I’m not going to argue with those points. But, in my experience, I believe that qat serves a very useful social function by giving people the chance to blow off steam. The problem is that if you don’t let people blow off steam, it builds up and the explosion can be much greater.
Being able to sit down, express yourselves and give vent to your ideas or opinions is very important and very healthy for society. I think qat plays an important role in free expression in Yemen. It allows people to get things off their chest. In that sense, it’s productive and positive.
It is also an important social event. Yes, I go to meet friends in qat chews. It is also an occasion to exchange views.
Q: As a cultural officer, how do you assess the development of journalism in Yemen?
A: I think there’s a lot of room for improvement. There is a great lack of trained journalists in Yemen.
Credibility is an important aspect f a good press. Unfortunately, in Yemen, a lot of the stuff in the press just isn’t true. Sometimes, we call up journalists and newspapers to tell them what they print isn’t true. And if they know it’s not true then they shouldn’t print it. But a lot of times they don’t care if the information is true or false. They just have a point of view they want to get across or they use the press to attack someone or institution.

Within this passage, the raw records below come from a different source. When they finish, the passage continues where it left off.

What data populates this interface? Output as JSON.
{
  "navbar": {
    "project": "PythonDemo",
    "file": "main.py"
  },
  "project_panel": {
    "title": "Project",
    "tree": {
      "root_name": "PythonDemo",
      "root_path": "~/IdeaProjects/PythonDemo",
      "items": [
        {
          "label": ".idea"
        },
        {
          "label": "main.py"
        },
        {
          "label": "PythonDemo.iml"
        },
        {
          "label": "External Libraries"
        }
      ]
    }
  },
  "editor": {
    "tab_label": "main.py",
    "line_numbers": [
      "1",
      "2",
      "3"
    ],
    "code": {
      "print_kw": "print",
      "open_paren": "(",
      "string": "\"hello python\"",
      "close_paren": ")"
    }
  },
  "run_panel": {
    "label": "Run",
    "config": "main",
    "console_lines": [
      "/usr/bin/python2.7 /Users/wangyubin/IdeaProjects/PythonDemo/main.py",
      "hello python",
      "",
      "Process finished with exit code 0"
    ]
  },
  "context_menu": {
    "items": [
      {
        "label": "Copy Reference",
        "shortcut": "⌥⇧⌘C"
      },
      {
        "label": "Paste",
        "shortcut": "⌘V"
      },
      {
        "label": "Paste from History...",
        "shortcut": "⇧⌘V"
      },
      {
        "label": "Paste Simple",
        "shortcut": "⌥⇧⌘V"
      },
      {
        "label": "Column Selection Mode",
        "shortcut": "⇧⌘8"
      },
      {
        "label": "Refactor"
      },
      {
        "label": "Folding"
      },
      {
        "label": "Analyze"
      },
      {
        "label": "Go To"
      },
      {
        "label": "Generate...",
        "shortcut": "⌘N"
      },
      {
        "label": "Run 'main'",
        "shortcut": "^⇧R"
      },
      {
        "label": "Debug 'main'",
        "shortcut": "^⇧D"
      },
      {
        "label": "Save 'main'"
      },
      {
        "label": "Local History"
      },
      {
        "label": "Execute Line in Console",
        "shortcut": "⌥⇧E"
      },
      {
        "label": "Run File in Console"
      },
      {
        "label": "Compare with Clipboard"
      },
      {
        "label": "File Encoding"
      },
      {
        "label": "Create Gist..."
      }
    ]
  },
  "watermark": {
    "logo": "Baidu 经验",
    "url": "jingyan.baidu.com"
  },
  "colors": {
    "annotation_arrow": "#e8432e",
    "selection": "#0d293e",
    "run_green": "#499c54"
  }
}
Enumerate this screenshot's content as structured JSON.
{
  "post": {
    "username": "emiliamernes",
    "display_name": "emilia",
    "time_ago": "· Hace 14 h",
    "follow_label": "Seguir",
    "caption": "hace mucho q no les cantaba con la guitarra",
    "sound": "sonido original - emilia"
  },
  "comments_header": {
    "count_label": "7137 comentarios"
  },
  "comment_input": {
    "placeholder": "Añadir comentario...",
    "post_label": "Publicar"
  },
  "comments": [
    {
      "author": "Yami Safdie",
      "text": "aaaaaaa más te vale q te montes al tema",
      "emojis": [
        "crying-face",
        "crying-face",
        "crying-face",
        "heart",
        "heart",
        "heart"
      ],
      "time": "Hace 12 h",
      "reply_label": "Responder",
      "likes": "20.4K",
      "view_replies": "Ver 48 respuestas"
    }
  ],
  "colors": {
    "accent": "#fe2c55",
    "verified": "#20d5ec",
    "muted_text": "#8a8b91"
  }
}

I don’t mind people printing something about the US if it is a fact, but not when they know it’s wrong. That’s irresponsible. In the US it’s illegal to knowingly print false information with the intention of defaming. From a personal experience I find that frustrating.
On the other hand I think the press in Yemen is very important. It has an extremely important role to play in the development of the country. Unless you have a press that’s free and open and examines the issues and debates them intelligently, then you’re not going to be able to develop.
If you look at any developed country, one of its key institutions is a free press. So my conclusion would be that journalists here, especially those in the opposition and independent press, have a very important responsibility to the development of the country.
I would urge them to do their job professionally, to investigate, to verify, to interview, to ask questions, and print what they find out. Don’t print rumors and innuendoes, but print facts and print what you know. There are many journalists doing it, and the increasing number who do is important.
Q: You have been honored by the Fulbright Alumni Association of Yemen. Can you tell us about it?
A: We established in cooperation with Yemeni graduates of the Fulbright scholarship program a Fulbright Alumni Association. I would have to say that this was one of my proudest moments during two years in Yemen: to be able to contribute in this way to the development of the country.
Q: How do you find the Yemeni people in general?
A: In my dealings with Yemenis I’ve found to be open, honest and straight forward.
My wife always says that she very much admires the Yemeni people’s pride and tolerance.